Testicular and epididymal spermatozoa are used routinely for intracytoplasmic sperm injection (ICSI) to treat men with obstructive azoospermia. Little is known of the effects of obstruction and stasis on the DNA of these spermatozoa, particularly in the epididymis where spermatozoa have been retained for long periods.
Surgical epididymal aspiration for ICSI could provide spermatozoa that are senescent or dying. Using the Comet assay, the percentage of undamaged DNA of testicular spermatozoa from 20 men with obstructive azoospermia was significantly better (83.0 1.2%) than from proximal epididymal spermatozoa (75.4 2.3%; P < 0.05). There was no difference between the percentage of undamaged DNA of testicular spermatozoa from 39 men with obstructive azoospermia (84.0 0.9) or from 10 fertile men at vasectomy (86.8 1.8) or from ejaculated spermatozoa from five of the controls (78.9 3.9; P > 0.05). In nine subjects, a second biopsy was carried out 6 months later. There was no significant difference in undamaged DNA on these two occasions (83.5 5.6 and 84.1 4.2; P > 0.05). This confirms the reproducibility of the Comet assay for non-ejaculated spermatozoa.

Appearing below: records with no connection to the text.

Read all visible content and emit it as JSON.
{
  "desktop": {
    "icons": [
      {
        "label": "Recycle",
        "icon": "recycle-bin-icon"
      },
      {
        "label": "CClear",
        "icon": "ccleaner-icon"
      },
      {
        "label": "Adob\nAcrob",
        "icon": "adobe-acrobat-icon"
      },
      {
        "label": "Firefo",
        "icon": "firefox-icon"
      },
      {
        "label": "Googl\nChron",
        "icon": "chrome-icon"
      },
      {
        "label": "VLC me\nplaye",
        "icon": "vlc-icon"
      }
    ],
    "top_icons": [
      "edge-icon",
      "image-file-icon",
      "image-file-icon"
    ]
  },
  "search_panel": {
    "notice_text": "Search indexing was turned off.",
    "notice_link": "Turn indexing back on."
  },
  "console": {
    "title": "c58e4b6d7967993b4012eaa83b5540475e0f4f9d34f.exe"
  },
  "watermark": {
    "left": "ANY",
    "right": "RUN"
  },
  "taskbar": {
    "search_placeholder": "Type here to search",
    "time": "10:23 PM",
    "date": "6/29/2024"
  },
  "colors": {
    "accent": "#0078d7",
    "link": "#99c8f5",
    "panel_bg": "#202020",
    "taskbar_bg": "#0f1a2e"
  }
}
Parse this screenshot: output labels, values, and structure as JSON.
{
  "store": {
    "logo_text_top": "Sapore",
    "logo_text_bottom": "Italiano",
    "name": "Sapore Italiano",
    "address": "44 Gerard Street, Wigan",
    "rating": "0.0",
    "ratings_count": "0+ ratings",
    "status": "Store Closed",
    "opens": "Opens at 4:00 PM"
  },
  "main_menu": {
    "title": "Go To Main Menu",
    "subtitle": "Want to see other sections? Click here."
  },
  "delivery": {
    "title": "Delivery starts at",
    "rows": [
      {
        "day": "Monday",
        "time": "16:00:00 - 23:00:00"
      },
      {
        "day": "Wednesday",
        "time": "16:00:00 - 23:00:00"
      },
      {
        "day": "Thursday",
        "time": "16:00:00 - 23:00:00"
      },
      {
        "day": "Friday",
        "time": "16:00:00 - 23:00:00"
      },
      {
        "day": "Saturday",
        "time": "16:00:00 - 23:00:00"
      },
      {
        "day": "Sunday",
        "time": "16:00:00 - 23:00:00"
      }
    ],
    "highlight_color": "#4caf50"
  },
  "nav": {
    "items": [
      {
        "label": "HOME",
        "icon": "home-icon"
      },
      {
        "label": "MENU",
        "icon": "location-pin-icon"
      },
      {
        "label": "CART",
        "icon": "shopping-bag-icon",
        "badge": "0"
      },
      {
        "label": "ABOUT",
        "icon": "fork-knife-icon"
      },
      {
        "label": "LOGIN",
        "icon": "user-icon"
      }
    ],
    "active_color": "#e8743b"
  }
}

Our data suggest that testicular sperm DNA appears to be significantly less damaged than epididymal sperm DNA, and so testicular spermatozoa should be used in preference for ICSI to treat men with obstructive azoospermia.